In conclusion, dependent arising. The I exists in dependence upon the base, the aggregates, and the thought that labels "I." By depending on these two, the base and the thought, the I exists. In the same way, by depending on the base that performs the function of supporting things and the thought that labels "table," the table exists. And the same thing applies to everything. By depending on the base, this particular shape that rings, bell exists. By depending on this base, vajra exists. Again, nothing of this is text, but the text exists on this by depending on the base that performs the function of allowing you to read it. Everything exists by depending on its base. You can find nothing on the base, but everything exists by depending on the base. This is important to know.

This is dependent arising, and it's extremely subtle. The way I've been talking about how the table and the I exist—the way they become so fine, it's almost as if they don't exist—is the Prasangika view. Because it is so subtle, it is very easy to fall into nihilism. By meditating on the meaning of dependent arising, however, you can realize emptiness unmistakenly. That everything exists in dependence on the base and the thought is subtle dependent arising.

There are different levels of dependent arising and of the object to be refuted, different levels of the wrong conception that is the root of samsara, according to the different schools. In reality the main root of samsara, as I have just described, is the ignorance believing that the I, even though it is labeled, has existence from its own side. This is the root of the whole samsara

Meditating on emptiness is extremely important. If you want to meditate on emptiness and don't know any other extensive meditations, meditate in the simple way I used with the table and the I. This causes you to see very clearly what the table or the I is. That then helps you to control your mind, your desire, anger, and other disturbing thoughts.

By developing the wisdom understanding emptiness, you can only achieve self-liberation, but with renunciation of samsara and bodhicitta, you can achieve enlightenment for the sake of all sentient beings and lead all sentient beings to enlightenment.
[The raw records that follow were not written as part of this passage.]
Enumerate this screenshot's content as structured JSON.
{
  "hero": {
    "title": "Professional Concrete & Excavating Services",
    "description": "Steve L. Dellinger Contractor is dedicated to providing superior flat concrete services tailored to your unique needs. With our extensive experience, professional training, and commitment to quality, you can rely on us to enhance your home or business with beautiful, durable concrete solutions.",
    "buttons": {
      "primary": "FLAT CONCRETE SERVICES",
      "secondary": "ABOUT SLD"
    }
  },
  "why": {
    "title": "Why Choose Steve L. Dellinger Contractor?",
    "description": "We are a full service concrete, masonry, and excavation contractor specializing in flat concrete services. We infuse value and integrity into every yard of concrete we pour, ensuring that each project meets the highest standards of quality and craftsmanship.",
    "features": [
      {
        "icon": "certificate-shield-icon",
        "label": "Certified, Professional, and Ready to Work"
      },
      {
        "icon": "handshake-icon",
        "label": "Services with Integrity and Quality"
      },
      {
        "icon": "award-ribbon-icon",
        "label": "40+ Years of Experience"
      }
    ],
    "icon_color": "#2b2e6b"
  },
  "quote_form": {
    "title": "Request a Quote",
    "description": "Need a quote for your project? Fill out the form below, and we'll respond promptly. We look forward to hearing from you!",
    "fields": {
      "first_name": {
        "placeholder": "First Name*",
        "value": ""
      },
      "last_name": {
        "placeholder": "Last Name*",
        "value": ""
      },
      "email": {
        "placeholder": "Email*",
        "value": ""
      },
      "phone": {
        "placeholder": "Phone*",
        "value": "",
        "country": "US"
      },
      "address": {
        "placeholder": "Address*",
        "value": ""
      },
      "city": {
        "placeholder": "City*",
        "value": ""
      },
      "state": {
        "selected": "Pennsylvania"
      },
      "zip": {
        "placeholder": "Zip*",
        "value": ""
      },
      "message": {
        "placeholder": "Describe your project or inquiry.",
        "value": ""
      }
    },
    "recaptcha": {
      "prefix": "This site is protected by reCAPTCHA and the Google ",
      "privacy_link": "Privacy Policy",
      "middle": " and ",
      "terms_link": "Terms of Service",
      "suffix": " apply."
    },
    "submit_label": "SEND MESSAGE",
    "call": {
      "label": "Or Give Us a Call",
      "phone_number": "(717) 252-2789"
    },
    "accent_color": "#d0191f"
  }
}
So I thought to mention just a little drop of what dependent arising means.